Now, recall the amount of garbage you saw. You probably saw several overstuffed garbage cans and countless pieces of litter underfoot. After a big event, it takes a concentrated effort of many people to pick up all that trash. And unfortunately, people miss many of the smaller, more dangerous pieces of garbage. They can’t even see the microscopic debris left behind.

Street sweepers, on the other hand, can efficiently and effectively clear away garbage. They can pick up and dispose of garbage that’ s large, small, and invisible to the human eye. No wonder cities in many coastal states consider street sweeping an essential part of pollution control and reduction!

Although endangered wildlife and the ocean garbage patches remain big problems, we can do our part to stop them from growing. Remember to throw away all your trash at big events, and make efforts to use reusable or recyclable products. Between your efforts and the clean-up work of street sweepers, we can help Florida’s endangered and threatened species survive-and thrive.

The North American Power Sweeping Association celebrates 15 years

This year marks the 15th anniversary of the founding of North American Power Sweeping Association (NAPSA) and USA Services anniversary as an inaugural member.  NAPSA is a nonprofit association made up of 300+ contract sweeper, service providers and sweeping equipment dealers, manufacturers and suppliers. 

NAPSA is dedicated to enhancing services to the sweeping industry as well as promoting and educating the power sweeping community while enhancing the environment.  When NAPSA was first created in 2000, the inaugural members had high expectations for the sweeping industry’s association.  Since then, it’s membership has grown steadily each year and we look to the future with much anticipation.

Here are some of the ways NAPSA works to enhance the sweeping industry:

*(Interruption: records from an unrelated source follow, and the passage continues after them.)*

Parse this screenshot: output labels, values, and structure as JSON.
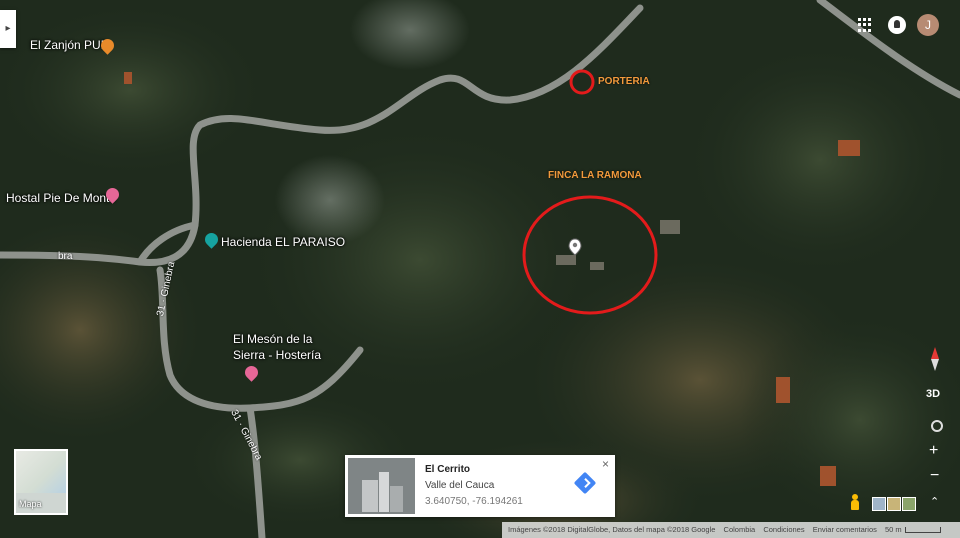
{
  "places": {
    "zanjon": "El Zanjón PUB",
    "hostal": "Hostal Pie De Monte",
    "hacienda": "Hacienda EL PARAISO",
    "meson_line1": "El Mesón de la",
    "meson_line2": "Sierra - Hostería"
  },
  "roads": {
    "bra": "bra",
    "ginebra_a": "31 · Ginebra",
    "ginebra_b": "31 · Ginebra"
  },
  "annotations": {
    "porteria": "PORTERIA",
    "finca": "FINCA LA RAMONA"
  },
  "colors": {
    "annotation": "#f29a3c",
    "circle": "#e31b1b",
    "pin_pink": "#e66797",
    "pin_teal": "#16a3a0"
  },
  "header": {
    "left_tab": "▸",
    "avatar_initial": "J"
  },
  "mapa_label": "Mapa",
  "place_card": {
    "title": "El Cerrito",
    "subtitle": "Valle del Cauca",
    "coordinates": "3.640750, -76.194261",
    "close": "×"
  },
  "controls": {
    "three_d": "3D",
    "zoom_in": "+",
    "zoom_out": "−",
    "expand": "⌃"
  },
  "footer": {
    "imagery": "Imágenes ©2018 DigitalGlobe, Datos del mapa ©2018 Google",
    "country": "Colombia",
    "terms": "Condiciones",
    "feedback": "Enviar comentarios",
    "scale": "50 m"
  }
}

  • It’s website provides a community for hundreds of industry professionals to share ideas, expertise and experience.
  • The association leverages the power of its membership to negotiate supplier and manufacture discounts
  • There is a mentoring program where more experienced members assist newer members as they grow and develop their businesses.
  • NAPSA worked with insurance, financing and legal agencies to develop programs specifically tailored towards our industry. 
  • Through the association a “certified sweeping company” program was developed.  It provides a formal mechanism to recognize those companies that operate in a professional manner.  The program established a strict set of measurable professional practices that qualifying companies must maintain.  USA Services is proud to be a Certified Sweeping Company committed to upholding the practices and ethics this program requires.
  • The association is very involved in the industry’s annual trade show – the North American Pavement Maintenance Convention.   NAPSA provides seminars, roundtables, networking events and other functions that significantly improve the quality of the convention and provide numerous benefits to its members.

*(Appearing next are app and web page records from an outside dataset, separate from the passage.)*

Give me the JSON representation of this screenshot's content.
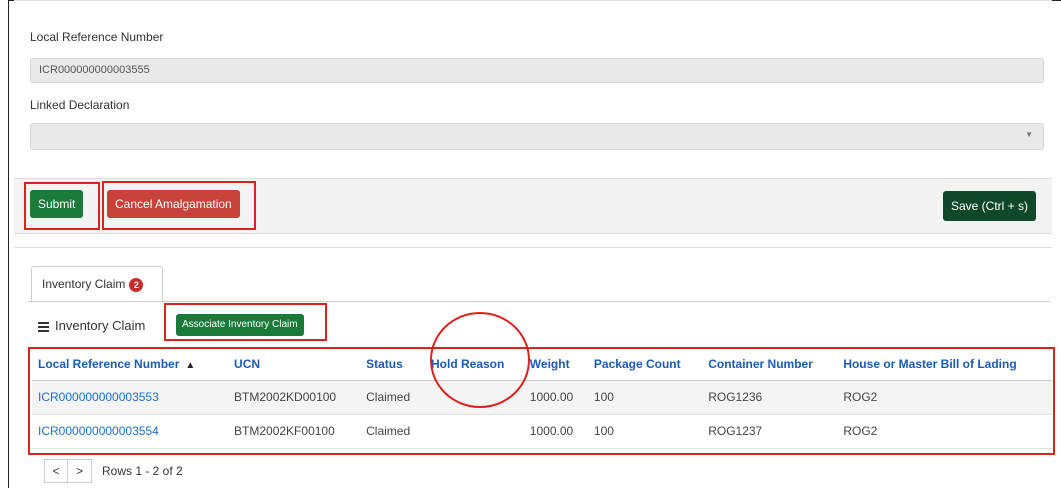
{
  "form": {
    "lrn_label": "Local Reference Number",
    "lrn_value": "ICR000000000003555",
    "linked_label": "Linked Declaration",
    "linked_value": ""
  },
  "actions": {
    "submit": "Submit",
    "cancel": "Cancel Amalgamation",
    "save": "Save (Ctrl + s)"
  },
  "tab": {
    "label": "Inventory Claim",
    "badge": "2"
  },
  "section": {
    "title": "Inventory Claim",
    "associate": "Associate Inventory Claim"
  },
  "table": {
    "headers": [
      "Local Reference Number",
      "UCN",
      "Status",
      "Hold Reason",
      "Weight",
      "Package Count",
      "Container Number",
      "House or Master Bill of Lading"
    ],
    "rows": [
      [
        "ICR000000000003553",
        "BTM2002KD00100",
        "Claimed",
        "",
        "1000.00",
        "100",
        "ROG1236",
        "ROG2"
      ],
      [
        "ICR000000000003554",
        "BTM2002KF00100",
        "Claimed",
        "",
        "1000.00",
        "100",
        "ROG1237",
        "ROG2"
      ]
    ]
  },
  "pager": {
    "prev": "<",
    "next": ">",
    "text": "Rows 1 - 2 of 2"
  },
  "colors": {
    "primary_green": "#1a7a3a",
    "danger_red": "#c8423a",
    "dark_green": "#10482a",
    "link_blue": "#1a6fc9",
    "annotation_red": "#e0201b"
  },
  "icons": {
    "menu": "hamburger-icon",
    "sort": "sort-ascending-icon",
    "dropdown": "chevron-down-icon"
  }
}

USA Services will have several members of its staff attending the Pavement Maintenance Convention during the last week of January 2015 in Nashville, TN.  We look forward to spending some of that time helping NAPSA and all its members celebrate this landmark anniversary.